▶ _Exercise directions_: Could every line of the data be printed exactly as it reads?

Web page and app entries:
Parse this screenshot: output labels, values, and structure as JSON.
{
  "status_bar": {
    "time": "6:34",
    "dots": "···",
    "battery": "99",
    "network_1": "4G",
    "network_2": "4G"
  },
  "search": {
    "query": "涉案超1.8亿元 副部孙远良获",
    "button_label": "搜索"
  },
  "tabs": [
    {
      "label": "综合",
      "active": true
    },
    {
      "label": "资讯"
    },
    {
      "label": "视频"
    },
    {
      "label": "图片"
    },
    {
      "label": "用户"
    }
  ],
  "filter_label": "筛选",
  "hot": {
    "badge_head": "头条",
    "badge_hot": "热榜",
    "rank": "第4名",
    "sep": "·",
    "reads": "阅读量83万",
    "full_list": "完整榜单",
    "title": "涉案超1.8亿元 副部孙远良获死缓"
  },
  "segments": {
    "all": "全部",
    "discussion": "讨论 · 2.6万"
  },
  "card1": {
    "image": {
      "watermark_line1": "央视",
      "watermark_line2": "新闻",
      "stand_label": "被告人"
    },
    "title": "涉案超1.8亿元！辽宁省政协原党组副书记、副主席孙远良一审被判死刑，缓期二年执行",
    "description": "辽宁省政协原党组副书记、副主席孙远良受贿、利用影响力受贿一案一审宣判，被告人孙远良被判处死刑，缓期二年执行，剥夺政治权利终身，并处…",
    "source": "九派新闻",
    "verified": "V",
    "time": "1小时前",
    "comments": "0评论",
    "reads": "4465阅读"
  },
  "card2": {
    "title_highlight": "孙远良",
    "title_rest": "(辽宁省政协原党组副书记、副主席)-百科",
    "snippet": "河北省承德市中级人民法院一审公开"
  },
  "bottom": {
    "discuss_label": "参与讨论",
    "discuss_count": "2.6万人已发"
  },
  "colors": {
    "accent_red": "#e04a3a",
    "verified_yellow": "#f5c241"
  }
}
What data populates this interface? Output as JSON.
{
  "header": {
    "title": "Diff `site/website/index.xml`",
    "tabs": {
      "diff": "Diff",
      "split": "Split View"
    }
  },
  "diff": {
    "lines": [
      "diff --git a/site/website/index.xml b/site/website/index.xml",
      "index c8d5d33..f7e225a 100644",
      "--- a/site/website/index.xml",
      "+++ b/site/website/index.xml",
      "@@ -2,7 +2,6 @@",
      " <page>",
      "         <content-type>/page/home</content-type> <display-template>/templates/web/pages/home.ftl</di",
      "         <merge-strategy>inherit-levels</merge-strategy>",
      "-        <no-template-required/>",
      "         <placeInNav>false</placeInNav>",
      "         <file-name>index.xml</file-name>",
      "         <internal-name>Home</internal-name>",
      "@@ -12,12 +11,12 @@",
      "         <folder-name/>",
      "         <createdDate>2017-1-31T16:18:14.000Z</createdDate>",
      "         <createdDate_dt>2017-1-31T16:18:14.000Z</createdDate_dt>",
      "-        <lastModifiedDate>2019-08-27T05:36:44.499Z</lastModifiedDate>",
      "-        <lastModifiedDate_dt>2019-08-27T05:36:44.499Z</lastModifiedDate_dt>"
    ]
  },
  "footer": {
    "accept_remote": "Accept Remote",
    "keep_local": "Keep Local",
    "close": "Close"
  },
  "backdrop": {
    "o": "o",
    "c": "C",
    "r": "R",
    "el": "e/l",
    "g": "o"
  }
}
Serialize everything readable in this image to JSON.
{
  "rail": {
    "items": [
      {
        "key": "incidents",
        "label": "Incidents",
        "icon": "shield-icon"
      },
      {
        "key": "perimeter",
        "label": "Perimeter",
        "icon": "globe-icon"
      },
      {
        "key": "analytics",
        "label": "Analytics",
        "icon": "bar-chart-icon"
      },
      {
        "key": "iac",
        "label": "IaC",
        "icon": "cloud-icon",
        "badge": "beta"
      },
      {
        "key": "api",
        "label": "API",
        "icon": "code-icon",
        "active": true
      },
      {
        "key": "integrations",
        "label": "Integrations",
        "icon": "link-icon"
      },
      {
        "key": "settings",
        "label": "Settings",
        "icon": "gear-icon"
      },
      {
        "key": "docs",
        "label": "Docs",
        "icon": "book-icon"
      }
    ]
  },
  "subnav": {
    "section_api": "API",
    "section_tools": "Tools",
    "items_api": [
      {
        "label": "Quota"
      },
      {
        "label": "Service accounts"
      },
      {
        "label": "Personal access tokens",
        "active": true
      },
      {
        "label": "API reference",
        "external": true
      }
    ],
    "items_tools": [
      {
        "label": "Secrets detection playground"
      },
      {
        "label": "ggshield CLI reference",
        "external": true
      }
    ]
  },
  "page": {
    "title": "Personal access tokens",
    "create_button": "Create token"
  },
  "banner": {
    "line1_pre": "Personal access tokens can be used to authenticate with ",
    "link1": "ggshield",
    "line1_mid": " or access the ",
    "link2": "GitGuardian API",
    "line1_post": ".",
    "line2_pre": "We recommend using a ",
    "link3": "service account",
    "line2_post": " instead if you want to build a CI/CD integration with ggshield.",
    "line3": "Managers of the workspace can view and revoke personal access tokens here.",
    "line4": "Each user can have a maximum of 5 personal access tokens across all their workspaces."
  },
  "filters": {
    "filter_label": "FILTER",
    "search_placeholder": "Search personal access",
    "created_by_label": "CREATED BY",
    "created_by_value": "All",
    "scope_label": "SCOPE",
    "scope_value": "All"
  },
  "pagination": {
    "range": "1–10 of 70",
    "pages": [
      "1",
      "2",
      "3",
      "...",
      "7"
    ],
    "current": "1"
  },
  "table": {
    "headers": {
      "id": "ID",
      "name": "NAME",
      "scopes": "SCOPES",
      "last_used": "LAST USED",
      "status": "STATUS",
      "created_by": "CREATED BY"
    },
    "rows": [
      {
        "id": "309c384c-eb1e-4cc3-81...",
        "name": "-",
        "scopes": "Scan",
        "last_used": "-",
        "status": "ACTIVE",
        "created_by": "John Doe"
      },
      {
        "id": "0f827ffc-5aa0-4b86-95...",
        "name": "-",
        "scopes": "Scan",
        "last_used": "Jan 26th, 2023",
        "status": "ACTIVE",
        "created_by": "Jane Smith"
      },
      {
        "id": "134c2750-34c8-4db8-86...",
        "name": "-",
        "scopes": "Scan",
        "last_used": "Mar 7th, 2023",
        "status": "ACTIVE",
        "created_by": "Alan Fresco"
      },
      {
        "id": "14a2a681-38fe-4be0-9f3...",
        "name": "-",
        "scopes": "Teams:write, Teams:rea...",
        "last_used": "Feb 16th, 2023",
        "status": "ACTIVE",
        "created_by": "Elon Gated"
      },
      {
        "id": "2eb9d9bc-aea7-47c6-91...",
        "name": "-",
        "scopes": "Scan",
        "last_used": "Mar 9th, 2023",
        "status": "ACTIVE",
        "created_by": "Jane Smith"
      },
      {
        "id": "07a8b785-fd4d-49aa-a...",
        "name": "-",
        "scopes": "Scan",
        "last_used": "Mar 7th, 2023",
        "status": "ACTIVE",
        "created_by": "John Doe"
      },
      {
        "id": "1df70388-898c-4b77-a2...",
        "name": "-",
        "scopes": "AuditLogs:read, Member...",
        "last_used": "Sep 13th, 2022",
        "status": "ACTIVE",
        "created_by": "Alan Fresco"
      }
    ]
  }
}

▶ _Answer for the task_:
Parse this screenshot: output labels, values, and structure as JSON.
{
  "status_bar": {
    "time": "6:34",
    "dots": "···",
    "battery": "99",
    "network_1": "4G",
    "network_2": "4G"
  },
  "search": {
    "query": "涉案超1.8亿元 副部孙远良获",
    "button_label": "搜索"
  },
  "tabs": [
    {
      "label": "综合",
      "active": true
    },
    {
      "label": "资讯"
    },
    {
      "label": "视频"
    },
    {
      "label": "图片"
    },
    {
      "label": "用户"
    }
  ],
  "filter_label": "筛选",
  "hot": {
    "badge_head": "头条",
    "badge_hot": "热榜",
    "rank": "第4名",
    "sep": "·",
    "reads": "阅读量83万",
    "full_list": "完整榜单",
    "title": "涉案超1.8亿元 副部孙远良获死缓"
  },
  "segments": {
    "all": "全部",
    "discussion": "讨论 · 2.6万"
  },
  "card1": {
    "image": {
      "watermark_line1": "央视",
      "watermark_line2": "新闻",
      "stand_label": "被告人"
    },
    "title": "涉案超1.8亿元！辽宁省政协原党组副书记、副主席孙远良一审被判死刑，缓期二年执行",
    "description": "辽宁省政协原党组副书记、副主席孙远良受贿、利用影响力受贿一案一审宣判，被告人孙远良被判处死刑，缓期二年执行，剥夺政治权利终身，并处…",
    "source": "九派新闻",
    "verified": "V",
    "time": "1小时前",
    "comments": "0评论",
    "reads": "4465阅读"
  },
  "card2": {
    "title_highlight": "孙远良",
    "title_rest": "(辽宁省政协原党组副书记、副主席)-百科",
    "snippet": "河北省承德市中级人民法院一审公开"
  },
  "bottom": {
    "discuss_label": "参与讨论",
    "discuss_count": "2.6万人已发"
  },
  "colors": {
    "accent_red": "#e04a3a",
    "verified_yellow": "#f5c241"
  }
}
What data populates this interface? Output as JSON.
{
  "header": {
    "title": "Diff `site/website/index.xml`",
    "tabs": {
      "diff": "Diff",
      "split": "Split View"
    }
  },
  "diff": {
    "lines": [
      "diff --git a/site/website/index.xml b/site/website/index.xml",
      "index c8d5d33..f7e225a 100644",
      "--- a/site/website/index.xml",
      "+++ b/site/website/index.xml",
      "@@ -2,7 +2,6 @@",
      " <page>",
      "         <content-type>/page/home</content-type> <display-template>/templates/web/pages/home.ftl</di",
      "         <merge-strategy>inherit-levels</merge-strategy>",
      "-        <no-template-required/>",
      "         <placeInNav>false</placeInNav>",
      "         <file-name>index.xml</file-name>",
      "         <internal-name>Home</internal-name>",
      "@@ -12,12 +11,12 @@",
      "         <folder-name/>",
      "         <createdDate>2017-1-31T16:18:14.000Z</createdDate>",
      "         <createdDate_dt>2017-1-31T16:18:14.000Z</createdDate_dt>",
      "-        <lastModifiedDate>2019-08-27T05:36:44.499Z</lastModifiedDate>",
      "-        <lastModifiedDate_dt>2019-08-27T05:36:44.499Z</lastModifiedDate_dt>"
    ]
  },
  "footer": {
    "accept_remote": "Accept Remote",
    "keep_local": "Keep Local",
    "close": "Close"
  },
  "backdrop": {
    "o": "o",
    "c": "C",
    "r": "R",
    "el": "e/l",
    "g": "o"
  }
}
Serialize everything readable in this image to JSON.
{
  "rail": {
    "items": [
      {
        "key": "incidents",
        "label": "Incidents",
        "icon": "shield-icon"
      },
      {
        "key": "perimeter",
        "label": "Perimeter",
        "icon": "globe-icon"
      },
      {
        "key": "analytics",
        "label": "Analytics",
        "icon": "bar-chart-icon"
      },
      {
        "key": "iac",
        "label": "IaC",
        "icon": "cloud-icon",
        "badge": "beta"
      },
      {
        "key": "api",
        "label": "API",
        "icon": "code-icon",
        "active": true
      },
      {
        "key": "integrations",
        "label": "Integrations",
        "icon": "link-icon"
      },
      {
        "key": "settings",
        "label": "Settings",
        "icon": "gear-icon"
      },
      {
        "key": "docs",
        "label": "Docs",
        "icon": "book-icon"
      }
    ]
  },
  "subnav": {
    "section_api": "API",
    "section_tools": "Tools",
    "items_api": [
      {
        "label": "Quota"
      },
      {
        "label": "Service accounts"
      },
      {
        "label": "Personal access tokens",
        "active": true
      },
      {
        "label": "API reference",
        "external": true
      }
    ],
    "items_tools": [
      {
        "label": "Secrets detection playground"
      },
      {
        "label": "ggshield CLI reference",
        "external": true
      }
    ]
  },
  "page": {
    "title": "Personal access tokens",
    "create_button": "Create token"
  },
  "banner": {
    "line1_pre": "Personal access tokens can be used to authenticate with ",
    "link1": "ggshield",
    "line1_mid": " or access the ",
    "link2": "GitGuardian API",
    "line1_post": ".",
    "line2_pre": "We recommend using a ",
    "link3": "service account",
    "line2_post": " instead if you want to build a CI/CD integration with ggshield.",
    "line3": "Managers of the workspace can view and revoke personal access tokens here.",
    "line4": "Each user can have a maximum of 5 personal access tokens across all their workspaces."
  },
  "filters": {
    "filter_label": "FILTER",
    "search_placeholder": "Search personal access",
    "created_by_label": "CREATED BY",
    "created_by_value": "All",
    "scope_label": "SCOPE",
    "scope_value": "All"
  },
  "pagination": {
    "range": "1–10 of 70",
    "pages": [
      "1",
      "2",
      "3",
      "...",
      "7"
    ],
    "current": "1"
  },
  "table": {
    "headers": {
      "id": "ID",
      "name": "NAME",
      "scopes": "SCOPES",
      "last_used": "LAST USED",
      "status": "STATUS",
      "created_by": "CREATED BY"
    },
    "rows": [
      {
        "id": "309c384c-eb1e-4cc3-81...",
        "name": "-",
        "scopes": "Scan",
        "last_used": "-",
        "status": "ACTIVE",
        "created_by": "John Doe"
      },
      {
        "id": "0f827ffc-5aa0-4b86-95...",
        "name": "-",
        "scopes": "Scan",
        "last_used": "Jan 26th, 2023",
        "status": "ACTIVE",
        "created_by": "Jane Smith"
      },
      {
        "id": "134c2750-34c8-4db8-86...",
        "name": "-",
        "scopes": "Scan",
        "last_used": "Mar 7th, 2023",
        "status": "ACTIVE",
        "created_by": "Alan Fresco"
      },
      {
        "id": "14a2a681-38fe-4be0-9f3...",
        "name": "-",
        "scopes": "Teams:write, Teams:rea...",
        "last_used": "Feb 16th, 2023",
        "status": "ACTIVE",
        "created_by": "Elon Gated"
      },
      {
        "id": "2eb9d9bc-aea7-47c6-91...",
        "name": "-",
        "scopes": "Scan",
        "last_used": "Mar 9th, 2023",
        "status": "ACTIVE",
        "created_by": "Jane Smith"
      },
      {
        "id": "07a8b785-fd4d-49aa-a...",
        "name": "-",
        "scopes": "Scan",
        "last_used": "Mar 7th, 2023",
        "status": "ACTIVE",
        "created_by": "John Doe"
      },
      {
        "id": "1df70388-898c-4b77-a2...",
        "name": "-",
        "scopes": "AuditLogs:read, Member...",
        "last_used": "Sep 13th, 2022",
        "status": "ACTIVE",
        "created_by": "Alan Fresco"
      }
    ]
  }
}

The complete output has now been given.